The task
Extract each line of the data and write it out again exactly.

########

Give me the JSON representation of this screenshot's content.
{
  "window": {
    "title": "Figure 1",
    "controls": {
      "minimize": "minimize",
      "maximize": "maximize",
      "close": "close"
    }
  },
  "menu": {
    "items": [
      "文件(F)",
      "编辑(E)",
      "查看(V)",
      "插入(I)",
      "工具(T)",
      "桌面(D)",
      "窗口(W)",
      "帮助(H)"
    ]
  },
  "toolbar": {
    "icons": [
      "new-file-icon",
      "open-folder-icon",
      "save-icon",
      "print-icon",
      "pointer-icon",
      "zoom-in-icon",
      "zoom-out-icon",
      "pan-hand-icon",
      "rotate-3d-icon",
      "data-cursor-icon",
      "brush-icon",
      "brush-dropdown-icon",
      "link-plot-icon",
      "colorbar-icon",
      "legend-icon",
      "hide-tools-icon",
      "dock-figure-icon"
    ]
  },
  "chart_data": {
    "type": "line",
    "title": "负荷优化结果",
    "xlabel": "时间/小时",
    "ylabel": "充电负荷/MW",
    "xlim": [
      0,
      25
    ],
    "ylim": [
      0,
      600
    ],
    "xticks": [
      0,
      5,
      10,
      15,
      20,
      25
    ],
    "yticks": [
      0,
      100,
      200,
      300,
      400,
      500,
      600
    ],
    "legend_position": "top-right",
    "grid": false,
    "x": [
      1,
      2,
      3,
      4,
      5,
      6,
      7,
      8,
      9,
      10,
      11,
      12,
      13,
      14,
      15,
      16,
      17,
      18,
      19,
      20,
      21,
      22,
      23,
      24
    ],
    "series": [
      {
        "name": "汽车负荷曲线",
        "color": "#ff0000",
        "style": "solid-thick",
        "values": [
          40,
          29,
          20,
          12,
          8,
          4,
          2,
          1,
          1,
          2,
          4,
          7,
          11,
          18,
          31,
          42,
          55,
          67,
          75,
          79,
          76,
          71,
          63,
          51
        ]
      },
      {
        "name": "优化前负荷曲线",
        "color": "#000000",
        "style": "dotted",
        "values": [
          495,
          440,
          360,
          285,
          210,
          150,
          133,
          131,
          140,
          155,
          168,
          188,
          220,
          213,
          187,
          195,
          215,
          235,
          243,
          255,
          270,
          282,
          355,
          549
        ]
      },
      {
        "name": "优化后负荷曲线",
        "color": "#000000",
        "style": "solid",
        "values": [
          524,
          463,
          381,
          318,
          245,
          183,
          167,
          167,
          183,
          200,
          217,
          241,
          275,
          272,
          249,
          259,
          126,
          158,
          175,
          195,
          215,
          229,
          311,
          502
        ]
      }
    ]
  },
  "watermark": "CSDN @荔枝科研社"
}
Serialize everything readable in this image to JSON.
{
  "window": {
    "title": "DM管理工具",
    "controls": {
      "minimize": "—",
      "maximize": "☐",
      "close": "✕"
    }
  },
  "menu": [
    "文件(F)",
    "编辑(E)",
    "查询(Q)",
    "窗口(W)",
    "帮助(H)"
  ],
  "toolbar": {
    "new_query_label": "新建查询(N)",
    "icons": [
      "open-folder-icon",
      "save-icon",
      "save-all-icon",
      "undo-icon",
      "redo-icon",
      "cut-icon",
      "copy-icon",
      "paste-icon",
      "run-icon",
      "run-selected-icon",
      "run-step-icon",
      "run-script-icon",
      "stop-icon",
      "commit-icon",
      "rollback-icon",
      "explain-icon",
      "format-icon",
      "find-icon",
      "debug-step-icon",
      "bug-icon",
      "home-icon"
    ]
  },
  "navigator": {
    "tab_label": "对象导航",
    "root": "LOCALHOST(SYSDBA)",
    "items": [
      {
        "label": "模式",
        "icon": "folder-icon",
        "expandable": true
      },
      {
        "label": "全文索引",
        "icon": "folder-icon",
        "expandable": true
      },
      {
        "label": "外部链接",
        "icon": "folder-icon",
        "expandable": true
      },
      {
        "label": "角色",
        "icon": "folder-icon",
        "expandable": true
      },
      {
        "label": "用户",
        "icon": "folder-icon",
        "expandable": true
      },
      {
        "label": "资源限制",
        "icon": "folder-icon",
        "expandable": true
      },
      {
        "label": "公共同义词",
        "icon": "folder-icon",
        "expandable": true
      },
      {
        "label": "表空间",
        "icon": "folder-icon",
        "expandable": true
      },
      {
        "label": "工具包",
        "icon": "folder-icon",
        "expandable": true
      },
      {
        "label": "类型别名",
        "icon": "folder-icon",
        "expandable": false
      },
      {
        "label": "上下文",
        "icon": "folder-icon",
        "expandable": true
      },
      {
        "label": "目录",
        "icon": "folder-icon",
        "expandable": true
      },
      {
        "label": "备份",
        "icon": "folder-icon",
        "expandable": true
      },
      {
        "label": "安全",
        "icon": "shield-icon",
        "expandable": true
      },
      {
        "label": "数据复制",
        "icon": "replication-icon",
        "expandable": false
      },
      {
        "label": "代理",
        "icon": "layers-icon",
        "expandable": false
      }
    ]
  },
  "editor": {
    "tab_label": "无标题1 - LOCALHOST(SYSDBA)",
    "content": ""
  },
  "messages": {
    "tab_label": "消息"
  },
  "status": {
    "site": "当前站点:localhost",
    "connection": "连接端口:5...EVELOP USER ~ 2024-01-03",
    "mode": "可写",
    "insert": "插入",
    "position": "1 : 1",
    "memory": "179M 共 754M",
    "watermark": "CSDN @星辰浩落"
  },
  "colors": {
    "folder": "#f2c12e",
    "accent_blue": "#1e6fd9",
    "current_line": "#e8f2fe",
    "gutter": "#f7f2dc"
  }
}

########

Response box
Give me the JSON representation of this screenshot's content.
{
  "window": {
    "title": "Figure 1",
    "controls": {
      "minimize": "minimize",
      "maximize": "maximize",
      "close": "close"
    }
  },
  "menu": {
    "items": [
      "文件(F)",
      "编辑(E)",
      "查看(V)",
      "插入(I)",
      "工具(T)",
      "桌面(D)",
      "窗口(W)",
      "帮助(H)"
    ]
  },
  "toolbar": {
    "icons": [
      "new-file-icon",
      "open-folder-icon",
      "save-icon",
      "print-icon",
      "pointer-icon",
      "zoom-in-icon",
      "zoom-out-icon",
      "pan-hand-icon",
      "rotate-3d-icon",
      "data-cursor-icon",
      "brush-icon",
      "brush-dropdown-icon",
      "link-plot-icon",
      "colorbar-icon",
      "legend-icon",
      "hide-tools-icon",
      "dock-figure-icon"
    ]
  },
  "chart_data": {
    "type": "line",
    "title": "负荷优化结果",
    "xlabel": "时间/小时",
    "ylabel": "充电负荷/MW",
    "xlim": [
      0,
      25
    ],
    "ylim": [
      0,
      600
    ],
    "xticks": [
      0,
      5,
      10,
      15,
      20,
      25
    ],
    "yticks": [
      0,
      100,
      200,
      300,
      400,
      500,
      600
    ],
    "legend_position": "top-right",
    "grid": false,
    "x": [
      1,
      2,
      3,
      4,
      5,
      6,
      7,
      8,
      9,
      10,
      11,
      12,
      13,
      14,
      15,
      16,
      17,
      18,
      19,
      20,
      21,
      22,
      23,
      24
    ],
    "series": [
      {
        "name": "汽车负荷曲线",
        "color": "#ff0000",
        "style": "solid-thick",
        "values": [
          40,
          29,
          20,
          12,
          8,
          4,
          2,
          1,
          1,
          2,
          4,
          7,
          11,
          18,
          31,
          42,
          55,
          67,
          75,
          79,
          76,
          71,
          63,
          51
        ]
      },
      {
        "name": "优化前负荷曲线",
        "color": "#000000",
        "style": "dotted",
        "values": [
          495,
          440,
          360,
          285,
          210,
          150,
          133,
          131,
          140,
          155,
          168,
          188,
          220,
          213,
          187,
          195,
          215,
          235,
          243,
          255,
          270,
          282,
          355,
          549
        ]
      },
      {
        "name": "优化后负荷曲线",
        "color": "#000000",
        "style": "solid",
        "values": [
          524,
          463,
          381,
          318,
          245,
          183,
          167,
          167,
          183,
          200,
          217,
          241,
          275,
          272,
          249,
          259,
          126,
          158,
          175,
          195,
          215,
          229,
          311,
          502
        ]
      }
    ]
  },
  "watermark": "CSDN @荔枝科研社"
}
Serialize everything readable in this image to JSON.
{
  "window": {
    "title": "DM管理工具",
    "controls": {
      "minimize": "—",
      "maximize": "☐",
      "close": "✕"
    }
  },
  "menu": [
    "文件(F)",
    "编辑(E)",
    "查询(Q)",
    "窗口(W)",
    "帮助(H)"
  ],
  "toolbar": {
    "new_query_label": "新建查询(N)",
    "icons": [
      "open-folder-icon",
      "save-icon",
      "save-all-icon",
      "undo-icon",
      "redo-icon",
      "cut-icon",
      "copy-icon",
      "paste-icon",
      "run-icon",
      "run-selected-icon",
      "run-step-icon",
      "run-script-icon",
      "stop-icon",
      "commit-icon",
      "rollback-icon",
      "explain-icon",
      "format-icon",
      "find-icon",
      "debug-step-icon",
      "bug-icon",
      "home-icon"
    ]
  },
  "navigator": {
    "tab_label": "对象导航",
    "root": "LOCALHOST(SYSDBA)",
    "items": [
      {
        "label": "模式",
        "icon": "folder-icon",
        "expandable": true
      },
      {
        "label": "全文索引",
        "icon": "folder-icon",
        "expandable": true
      },
      {
        "label": "外部链接",
        "icon": "folder-icon",
        "expandable": true
      },
      {
        "label": "角色",
        "icon": "folder-icon",
        "expandable": true
      },
      {
        "label": "用户",
        "icon": "folder-icon",
        "expandable": true
      },
      {
        "label": "资源限制",
        "icon": "folder-icon",
        "expandable": true
      },
      {
        "label": "公共同义词",
        "icon": "folder-icon",
        "expandable": true
      },
      {
        "label": "表空间",
        "icon": "folder-icon",
        "expandable": true
      },
      {
        "label": "工具包",
        "icon": "folder-icon",
        "expandable": true
      },
      {
        "label": "类型别名",
        "icon": "folder-icon",
        "expandable": false
      },
      {
        "label": "上下文",
        "icon": "folder-icon",
        "expandable": true
      },
      {
        "label": "目录",
        "icon": "folder-icon",
        "expandable": true
      },
      {
        "label": "备份",
        "icon": "folder-icon",
        "expandable": true
      },
      {
        "label": "安全",
        "icon": "shield-icon",
        "expandable": true
      },
      {
        "label": "数据复制",
        "icon": "replication-icon",
        "expandable": false
      },
      {
        "label": "代理",
        "icon": "layers-icon",
        "expandable": false
      }
    ]
  },
  "editor": {
    "tab_label": "无标题1 - LOCALHOST(SYSDBA)",
    "content": ""
  },
  "messages": {
    "tab_label": "消息"
  },
  "status": {
    "site": "当前站点:localhost",
    "connection": "连接端口:5...EVELOP USER ~ 2024-01-03",
    "mode": "可写",
    "insert": "插入",
    "position": "1 : 1",
    "memory": "179M 共 754M",
    "watermark": "CSDN @星辰浩落"
  },
  "colors": {
    "folder": "#f2c12e",
    "accent_blue": "#1e6fd9",
    "current_line": "#e8f2fe",
    "gutter": "#f7f2dc"
  }
}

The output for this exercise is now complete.